### EXERCISE DESCRIPTION
The entries below must be retyped exactly. Pictures are to be omitted.

### Entries taken from a collection
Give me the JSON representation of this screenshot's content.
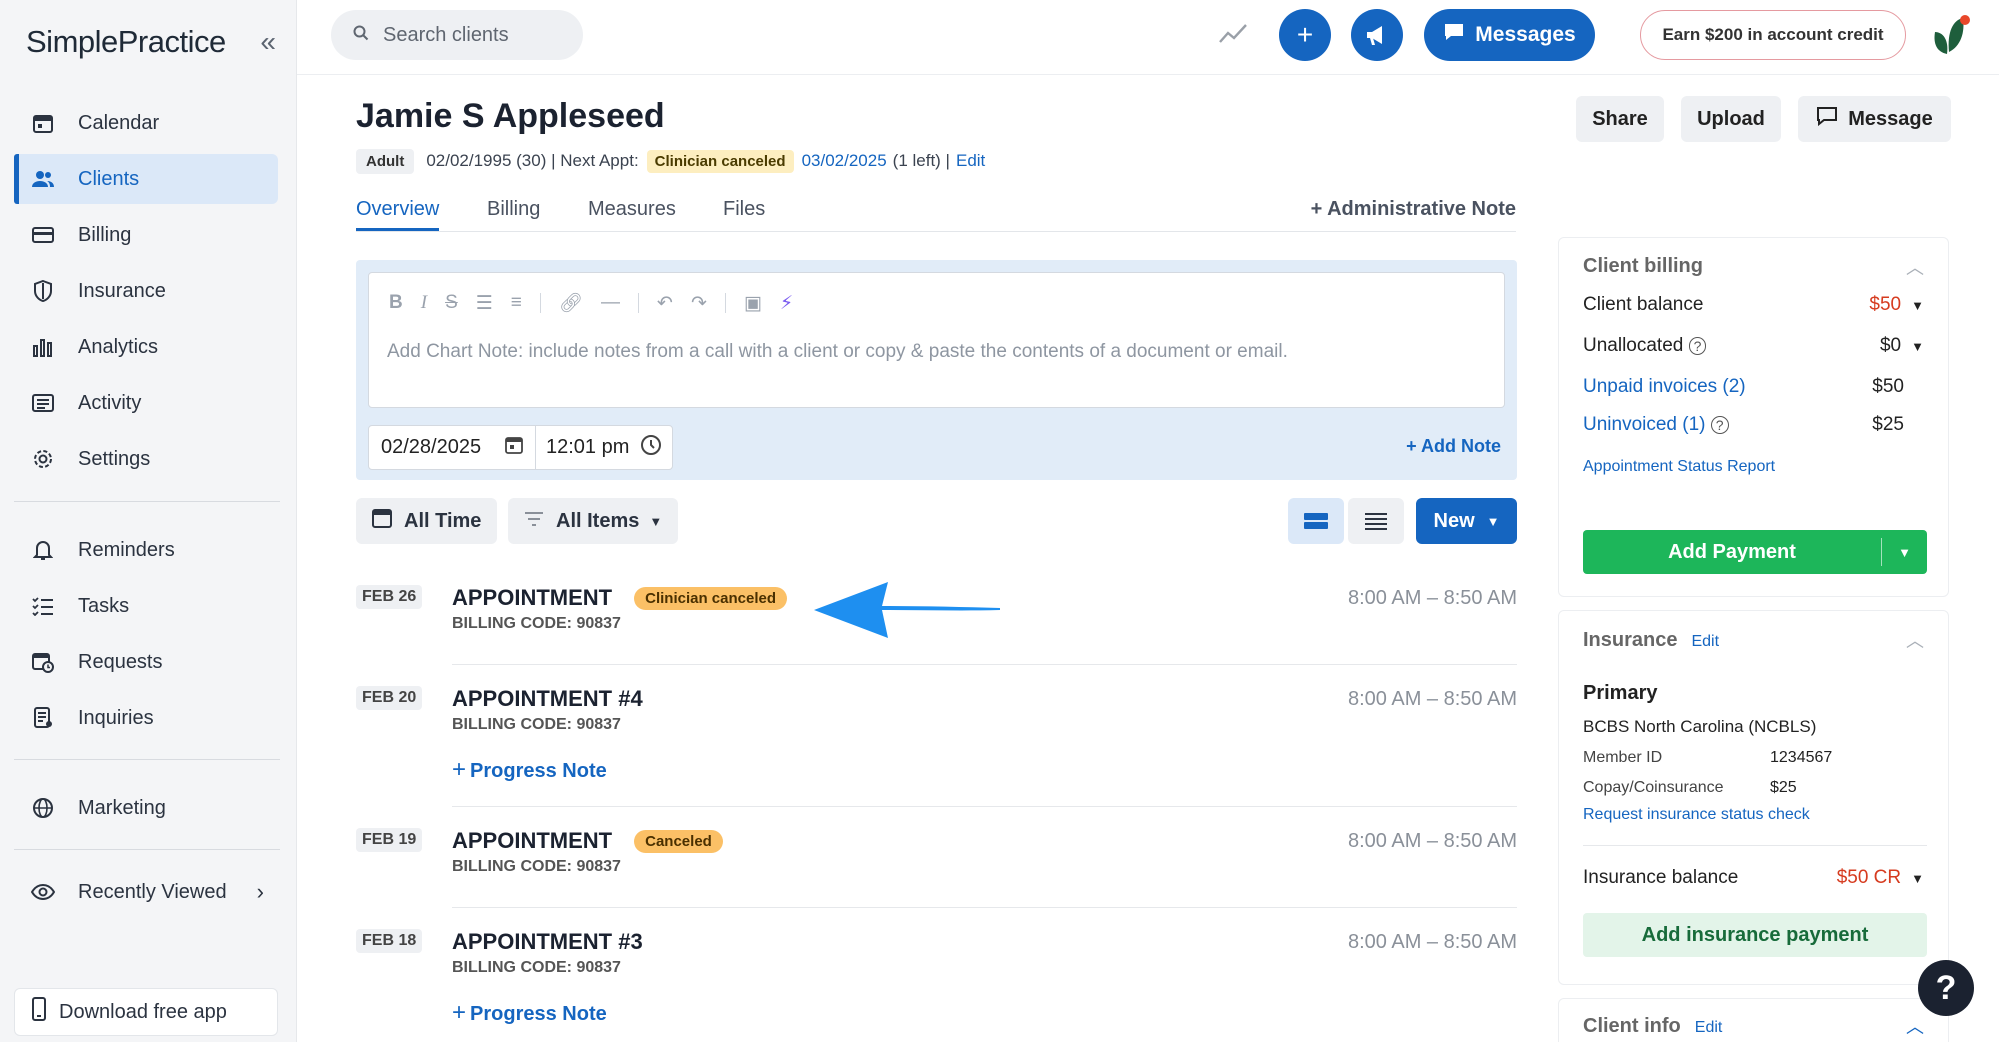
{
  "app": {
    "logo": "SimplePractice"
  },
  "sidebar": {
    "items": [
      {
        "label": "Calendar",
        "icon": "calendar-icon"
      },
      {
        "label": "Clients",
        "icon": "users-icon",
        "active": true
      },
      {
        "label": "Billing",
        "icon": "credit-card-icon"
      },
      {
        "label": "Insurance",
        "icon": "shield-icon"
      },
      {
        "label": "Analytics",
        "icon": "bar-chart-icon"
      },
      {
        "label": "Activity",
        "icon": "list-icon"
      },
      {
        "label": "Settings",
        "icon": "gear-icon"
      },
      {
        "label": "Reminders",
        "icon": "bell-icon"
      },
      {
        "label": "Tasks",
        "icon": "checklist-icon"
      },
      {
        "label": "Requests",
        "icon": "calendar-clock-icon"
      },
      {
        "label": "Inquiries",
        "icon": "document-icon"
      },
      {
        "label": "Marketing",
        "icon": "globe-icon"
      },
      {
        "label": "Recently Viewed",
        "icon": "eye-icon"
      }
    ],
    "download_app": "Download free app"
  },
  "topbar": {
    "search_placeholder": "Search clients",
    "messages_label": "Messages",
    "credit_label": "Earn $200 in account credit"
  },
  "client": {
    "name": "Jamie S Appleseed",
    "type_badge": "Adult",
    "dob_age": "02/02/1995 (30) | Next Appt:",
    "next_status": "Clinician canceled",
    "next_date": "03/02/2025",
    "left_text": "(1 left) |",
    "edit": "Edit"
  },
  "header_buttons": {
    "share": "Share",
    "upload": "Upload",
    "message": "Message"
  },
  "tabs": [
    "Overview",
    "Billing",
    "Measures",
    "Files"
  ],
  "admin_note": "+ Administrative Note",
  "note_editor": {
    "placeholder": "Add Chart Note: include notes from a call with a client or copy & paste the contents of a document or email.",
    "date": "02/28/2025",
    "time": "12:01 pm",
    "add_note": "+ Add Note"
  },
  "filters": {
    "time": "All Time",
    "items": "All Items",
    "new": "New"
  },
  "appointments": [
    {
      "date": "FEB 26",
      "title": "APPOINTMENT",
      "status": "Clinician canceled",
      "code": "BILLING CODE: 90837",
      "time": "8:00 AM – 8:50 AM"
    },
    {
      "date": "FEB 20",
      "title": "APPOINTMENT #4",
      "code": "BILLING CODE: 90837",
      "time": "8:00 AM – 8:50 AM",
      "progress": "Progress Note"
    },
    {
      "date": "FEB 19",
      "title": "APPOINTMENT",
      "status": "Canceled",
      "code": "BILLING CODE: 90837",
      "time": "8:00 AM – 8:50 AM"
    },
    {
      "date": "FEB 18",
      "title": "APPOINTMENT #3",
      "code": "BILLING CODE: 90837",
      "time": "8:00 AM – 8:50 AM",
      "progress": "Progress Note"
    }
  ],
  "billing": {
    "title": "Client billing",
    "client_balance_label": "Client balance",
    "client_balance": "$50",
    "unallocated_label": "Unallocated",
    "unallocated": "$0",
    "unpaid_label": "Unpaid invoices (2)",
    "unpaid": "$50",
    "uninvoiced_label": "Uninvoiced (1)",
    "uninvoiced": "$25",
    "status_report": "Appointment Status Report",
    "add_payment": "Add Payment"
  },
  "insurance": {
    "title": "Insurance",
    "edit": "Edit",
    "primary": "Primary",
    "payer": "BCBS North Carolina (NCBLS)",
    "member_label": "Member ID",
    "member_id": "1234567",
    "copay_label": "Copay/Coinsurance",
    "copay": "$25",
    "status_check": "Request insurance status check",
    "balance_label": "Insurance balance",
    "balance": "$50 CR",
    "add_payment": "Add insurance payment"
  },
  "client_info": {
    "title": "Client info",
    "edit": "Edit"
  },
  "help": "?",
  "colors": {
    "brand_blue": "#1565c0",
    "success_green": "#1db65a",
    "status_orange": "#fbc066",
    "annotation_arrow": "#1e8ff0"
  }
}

### SOLUTION BELOW
Give me the JSON representation of this screenshot's content.
{
  "app": {
    "logo": "SimplePractice"
  },
  "sidebar": {
    "items": [
      {
        "label": "Calendar",
        "icon": "calendar-icon"
      },
      {
        "label": "Clients",
        "icon": "users-icon",
        "active": true
      },
      {
        "label": "Billing",
        "icon": "credit-card-icon"
      },
      {
        "label": "Insurance",
        "icon": "shield-icon"
      },
      {
        "label": "Analytics",
        "icon": "bar-chart-icon"
      },
      {
        "label": "Activity",
        "icon": "list-icon"
      },
      {
        "label": "Settings",
        "icon": "gear-icon"
      },
      {
        "label": "Reminders",
        "icon": "bell-icon"
      },
      {
        "label": "Tasks",
        "icon": "checklist-icon"
      },
      {
        "label": "Requests",
        "icon": "calendar-clock-icon"
      },
      {
        "label": "Inquiries",
        "icon": "document-icon"
      },
      {
        "label": "Marketing",
        "icon": "globe-icon"
      },
      {
        "label": "Recently Viewed",
        "icon": "eye-icon"
      }
    ],
    "download_app": "Download free app"
  },
  "topbar": {
    "search_placeholder": "Search clients",
    "messages_label": "Messages",
    "credit_label": "Earn $200 in account credit"
  },
  "client": {
    "name": "Jamie S Appleseed",
    "type_badge": "Adult",
    "dob_age": "02/02/1995 (30) | Next Appt:",
    "next_status": "Clinician canceled",
    "next_date": "03/02/2025",
    "left_text": "(1 left) |",
    "edit": "Edit"
  },
  "header_buttons": {
    "share": "Share",
    "upload": "Upload",
    "message": "Message"
  },
  "tabs": [
    "Overview",
    "Billing",
    "Measures",
    "Files"
  ],
  "admin_note": "+ Administrative Note",
  "note_editor": {
    "placeholder": "Add Chart Note: include notes from a call with a client or copy & paste the contents of a document or email.",
    "date": "02/28/2025",
    "time": "12:01 pm",
    "add_note": "+ Add Note"
  },
  "filters": {
    "time": "All Time",
    "items": "All Items",
    "new": "New"
  },
  "appointments": [
    {
      "date": "FEB 26",
      "title": "APPOINTMENT",
      "status": "Clinician canceled",
      "code": "BILLING CODE: 90837",
      "time": "8:00 AM – 8:50 AM"
    },
    {
      "date": "FEB 20",
      "title": "APPOINTMENT #4",
      "code": "BILLING CODE: 90837",
      "time": "8:00 AM – 8:50 AM",
      "progress": "Progress Note"
    },
    {
      "date": "FEB 19",
      "title": "APPOINTMENT",
      "status": "Canceled",
      "code": "BILLING CODE: 90837",
      "time": "8:00 AM – 8:50 AM"
    },
    {
      "date": "FEB 18",
      "title": "APPOINTMENT #3",
      "code": "BILLING CODE: 90837",
      "time": "8:00 AM – 8:50 AM",
      "progress": "Progress Note"
    }
  ],
  "billing": {
    "title": "Client billing",
    "client_balance_label": "Client balance",
    "client_balance": "$50",
    "unallocated_label": "Unallocated",
    "unallocated": "$0",
    "unpaid_label": "Unpaid invoices (2)",
    "unpaid": "$50",
    "uninvoiced_label": "Uninvoiced (1)",
    "uninvoiced": "$25",
    "status_report": "Appointment Status Report",
    "add_payment": "Add Payment"
  },
  "insurance": {
    "title": "Insurance",
    "edit": "Edit",
    "primary": "Primary",
    "payer": "BCBS North Carolina (NCBLS)",
    "member_label": "Member ID",
    "member_id": "1234567",
    "copay_label": "Copay/Coinsurance",
    "copay": "$25",
    "status_check": "Request insurance status check",
    "balance_label": "Insurance balance",
    "balance": "$50 CR",
    "add_payment": "Add insurance payment"
  },
  "client_info": {
    "title": "Client info",
    "edit": "Edit"
  },
  "help": "?",
  "colors": {
    "brand_blue": "#1565c0",
    "success_green": "#1db65a",
    "status_orange": "#fbc066",
    "annotation_arrow": "#1e8ff0"
  }
}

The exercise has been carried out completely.